▸ WORK ORDER:
The word "bubble" marks the lines to find; copy every such line from the data below.

▸ INFORMATION SHOWN:
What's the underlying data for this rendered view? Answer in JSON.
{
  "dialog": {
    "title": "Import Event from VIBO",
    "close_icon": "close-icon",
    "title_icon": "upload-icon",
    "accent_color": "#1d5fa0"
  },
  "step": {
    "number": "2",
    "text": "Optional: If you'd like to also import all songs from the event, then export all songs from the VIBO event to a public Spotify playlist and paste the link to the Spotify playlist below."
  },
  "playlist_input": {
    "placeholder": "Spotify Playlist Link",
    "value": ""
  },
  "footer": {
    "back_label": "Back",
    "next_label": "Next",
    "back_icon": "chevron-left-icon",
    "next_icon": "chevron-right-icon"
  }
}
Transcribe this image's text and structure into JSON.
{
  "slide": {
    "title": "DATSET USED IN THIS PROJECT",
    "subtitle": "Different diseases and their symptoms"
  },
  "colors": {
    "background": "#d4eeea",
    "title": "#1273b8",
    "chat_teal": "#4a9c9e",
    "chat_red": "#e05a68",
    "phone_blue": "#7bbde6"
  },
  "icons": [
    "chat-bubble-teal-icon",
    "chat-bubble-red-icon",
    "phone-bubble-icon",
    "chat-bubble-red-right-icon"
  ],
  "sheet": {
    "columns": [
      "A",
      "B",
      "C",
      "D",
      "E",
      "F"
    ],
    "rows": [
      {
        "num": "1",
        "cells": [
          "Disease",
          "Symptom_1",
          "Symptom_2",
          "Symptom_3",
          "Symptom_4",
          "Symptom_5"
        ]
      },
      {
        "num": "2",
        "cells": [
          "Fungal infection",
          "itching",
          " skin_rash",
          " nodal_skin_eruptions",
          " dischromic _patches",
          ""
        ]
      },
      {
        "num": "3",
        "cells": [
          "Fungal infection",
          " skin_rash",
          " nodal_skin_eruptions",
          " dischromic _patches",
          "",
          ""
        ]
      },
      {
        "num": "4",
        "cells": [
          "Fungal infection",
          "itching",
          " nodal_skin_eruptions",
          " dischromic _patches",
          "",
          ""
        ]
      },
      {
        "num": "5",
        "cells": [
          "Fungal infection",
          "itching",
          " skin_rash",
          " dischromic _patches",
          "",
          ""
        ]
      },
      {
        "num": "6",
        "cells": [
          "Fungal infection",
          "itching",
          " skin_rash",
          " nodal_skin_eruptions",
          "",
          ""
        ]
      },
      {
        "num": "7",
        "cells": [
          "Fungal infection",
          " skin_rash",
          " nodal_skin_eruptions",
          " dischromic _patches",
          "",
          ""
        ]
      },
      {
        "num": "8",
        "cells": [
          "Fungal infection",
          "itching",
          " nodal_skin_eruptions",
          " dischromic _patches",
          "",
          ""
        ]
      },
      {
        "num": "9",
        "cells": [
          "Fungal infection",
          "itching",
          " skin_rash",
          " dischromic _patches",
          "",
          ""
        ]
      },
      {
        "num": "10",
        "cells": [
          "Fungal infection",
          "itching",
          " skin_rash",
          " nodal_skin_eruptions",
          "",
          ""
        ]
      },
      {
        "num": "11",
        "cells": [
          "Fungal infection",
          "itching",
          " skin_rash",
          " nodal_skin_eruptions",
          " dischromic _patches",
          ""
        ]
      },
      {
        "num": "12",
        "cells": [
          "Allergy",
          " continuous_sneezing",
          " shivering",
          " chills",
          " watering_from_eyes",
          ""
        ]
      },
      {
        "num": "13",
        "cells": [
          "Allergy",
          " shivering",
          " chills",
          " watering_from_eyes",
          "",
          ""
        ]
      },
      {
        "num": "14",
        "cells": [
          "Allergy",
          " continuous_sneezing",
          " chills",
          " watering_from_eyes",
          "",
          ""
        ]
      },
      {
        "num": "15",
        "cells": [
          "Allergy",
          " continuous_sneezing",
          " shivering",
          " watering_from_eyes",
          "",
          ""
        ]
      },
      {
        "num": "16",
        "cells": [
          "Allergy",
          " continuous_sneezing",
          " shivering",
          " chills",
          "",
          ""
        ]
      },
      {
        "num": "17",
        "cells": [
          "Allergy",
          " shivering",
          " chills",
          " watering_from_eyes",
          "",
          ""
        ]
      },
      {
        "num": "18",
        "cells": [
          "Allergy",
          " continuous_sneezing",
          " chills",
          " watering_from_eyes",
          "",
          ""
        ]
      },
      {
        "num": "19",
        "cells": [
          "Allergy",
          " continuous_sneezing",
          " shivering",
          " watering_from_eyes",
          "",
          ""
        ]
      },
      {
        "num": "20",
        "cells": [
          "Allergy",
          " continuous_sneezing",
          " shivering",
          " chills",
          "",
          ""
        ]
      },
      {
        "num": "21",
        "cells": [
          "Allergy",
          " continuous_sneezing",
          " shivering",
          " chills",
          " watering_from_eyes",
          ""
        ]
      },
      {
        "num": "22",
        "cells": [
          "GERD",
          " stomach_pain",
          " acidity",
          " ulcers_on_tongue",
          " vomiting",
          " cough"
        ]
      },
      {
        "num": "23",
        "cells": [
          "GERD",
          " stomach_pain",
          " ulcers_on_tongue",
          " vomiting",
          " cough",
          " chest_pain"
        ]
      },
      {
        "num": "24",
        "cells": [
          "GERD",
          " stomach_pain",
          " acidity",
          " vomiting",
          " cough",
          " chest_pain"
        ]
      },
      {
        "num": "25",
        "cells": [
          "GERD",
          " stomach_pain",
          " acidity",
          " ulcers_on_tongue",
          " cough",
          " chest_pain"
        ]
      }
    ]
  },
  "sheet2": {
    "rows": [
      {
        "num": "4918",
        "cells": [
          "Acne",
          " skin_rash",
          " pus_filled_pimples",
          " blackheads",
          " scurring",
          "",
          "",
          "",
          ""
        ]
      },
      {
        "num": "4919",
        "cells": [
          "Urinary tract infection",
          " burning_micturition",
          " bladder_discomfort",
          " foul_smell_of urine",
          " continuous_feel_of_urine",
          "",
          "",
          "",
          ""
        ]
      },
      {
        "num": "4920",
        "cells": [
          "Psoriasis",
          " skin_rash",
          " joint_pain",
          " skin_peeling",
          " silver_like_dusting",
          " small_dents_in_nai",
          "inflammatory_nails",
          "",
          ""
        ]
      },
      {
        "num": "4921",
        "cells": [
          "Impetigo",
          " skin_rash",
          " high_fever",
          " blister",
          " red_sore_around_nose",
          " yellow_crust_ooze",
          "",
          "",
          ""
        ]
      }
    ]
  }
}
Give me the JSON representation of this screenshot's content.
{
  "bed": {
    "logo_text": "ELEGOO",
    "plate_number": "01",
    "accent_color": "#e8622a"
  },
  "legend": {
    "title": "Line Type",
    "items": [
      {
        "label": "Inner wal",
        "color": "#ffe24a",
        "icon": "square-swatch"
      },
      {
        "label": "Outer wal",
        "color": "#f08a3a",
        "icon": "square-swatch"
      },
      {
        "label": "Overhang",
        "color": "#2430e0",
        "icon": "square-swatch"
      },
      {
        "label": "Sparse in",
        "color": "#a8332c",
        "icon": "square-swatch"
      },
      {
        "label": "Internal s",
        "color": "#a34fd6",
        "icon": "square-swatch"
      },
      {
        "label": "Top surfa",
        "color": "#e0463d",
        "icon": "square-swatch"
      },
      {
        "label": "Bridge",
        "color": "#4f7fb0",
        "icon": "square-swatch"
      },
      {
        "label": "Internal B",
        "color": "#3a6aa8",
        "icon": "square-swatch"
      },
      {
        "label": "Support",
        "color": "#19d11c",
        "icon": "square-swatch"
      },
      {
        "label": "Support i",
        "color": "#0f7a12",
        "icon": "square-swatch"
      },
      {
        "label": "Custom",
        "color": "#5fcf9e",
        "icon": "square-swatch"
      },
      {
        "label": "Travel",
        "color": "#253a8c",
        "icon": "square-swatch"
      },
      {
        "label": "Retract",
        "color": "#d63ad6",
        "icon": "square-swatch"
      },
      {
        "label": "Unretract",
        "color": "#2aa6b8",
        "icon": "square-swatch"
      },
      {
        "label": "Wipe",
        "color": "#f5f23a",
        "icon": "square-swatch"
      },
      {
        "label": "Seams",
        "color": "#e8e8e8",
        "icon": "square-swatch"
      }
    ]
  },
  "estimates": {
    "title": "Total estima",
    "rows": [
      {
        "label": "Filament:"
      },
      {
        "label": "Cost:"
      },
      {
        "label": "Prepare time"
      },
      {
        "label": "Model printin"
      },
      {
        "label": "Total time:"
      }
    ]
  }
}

▸ ANSWER TO THIS PROBLEM:
    "chat-bubble-teal-icon",
    "chat-bubble-red-icon",
    "phone-bubble-icon",
    "chat-bubble-red-right-icon"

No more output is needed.